Recorded data:
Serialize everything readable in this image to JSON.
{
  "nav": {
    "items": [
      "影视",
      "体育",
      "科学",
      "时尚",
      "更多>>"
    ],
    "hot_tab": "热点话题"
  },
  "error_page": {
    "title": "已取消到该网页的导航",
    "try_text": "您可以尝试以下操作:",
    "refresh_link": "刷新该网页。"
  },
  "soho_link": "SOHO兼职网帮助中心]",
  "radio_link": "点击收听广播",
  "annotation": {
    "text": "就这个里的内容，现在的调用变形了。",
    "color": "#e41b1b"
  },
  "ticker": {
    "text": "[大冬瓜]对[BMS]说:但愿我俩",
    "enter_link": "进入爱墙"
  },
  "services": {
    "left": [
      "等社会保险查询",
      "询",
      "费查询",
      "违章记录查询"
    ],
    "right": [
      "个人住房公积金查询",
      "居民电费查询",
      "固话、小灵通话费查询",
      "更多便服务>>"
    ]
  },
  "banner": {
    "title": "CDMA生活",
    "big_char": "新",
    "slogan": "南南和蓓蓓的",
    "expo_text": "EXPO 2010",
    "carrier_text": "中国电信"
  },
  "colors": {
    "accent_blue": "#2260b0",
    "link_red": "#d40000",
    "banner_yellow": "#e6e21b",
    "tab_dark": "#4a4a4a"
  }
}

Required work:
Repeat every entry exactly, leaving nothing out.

Answer space:
Serialize everything readable in this image to JSON.
{
  "nav": {
    "items": [
      "影视",
      "体育",
      "科学",
      "时尚",
      "更多>>"
    ],
    "hot_tab": "热点话题"
  },
  "error_page": {
    "title": "已取消到该网页的导航",
    "try_text": "您可以尝试以下操作:",
    "refresh_link": "刷新该网页。"
  },
  "soho_link": "SOHO兼职网帮助中心]",
  "radio_link": "点击收听广播",
  "annotation": {
    "text": "就这个里的内容，现在的调用变形了。",
    "color": "#e41b1b"
  },
  "ticker": {
    "text": "[大冬瓜]对[BMS]说:但愿我俩",
    "enter_link": "进入爱墙"
  },
  "services": {
    "left": [
      "等社会保险查询",
      "询",
      "费查询",
      "违章记录查询"
    ],
    "right": [
      "个人住房公积金查询",
      "居民电费查询",
      "固话、小灵通话费查询",
      "更多便服务>>"
    ]
  },
  "banner": {
    "title": "CDMA生活",
    "big_char": "新",
    "slogan": "南南和蓓蓓的",
    "expo_text": "EXPO 2010",
    "carrier_text": "中国电信"
  },
  "colors": {
    "accent_blue": "#2260b0",
    "link_red": "#d40000",
    "banner_yellow": "#e6e21b",
    "tab_dark": "#4a4a4a"
  }
}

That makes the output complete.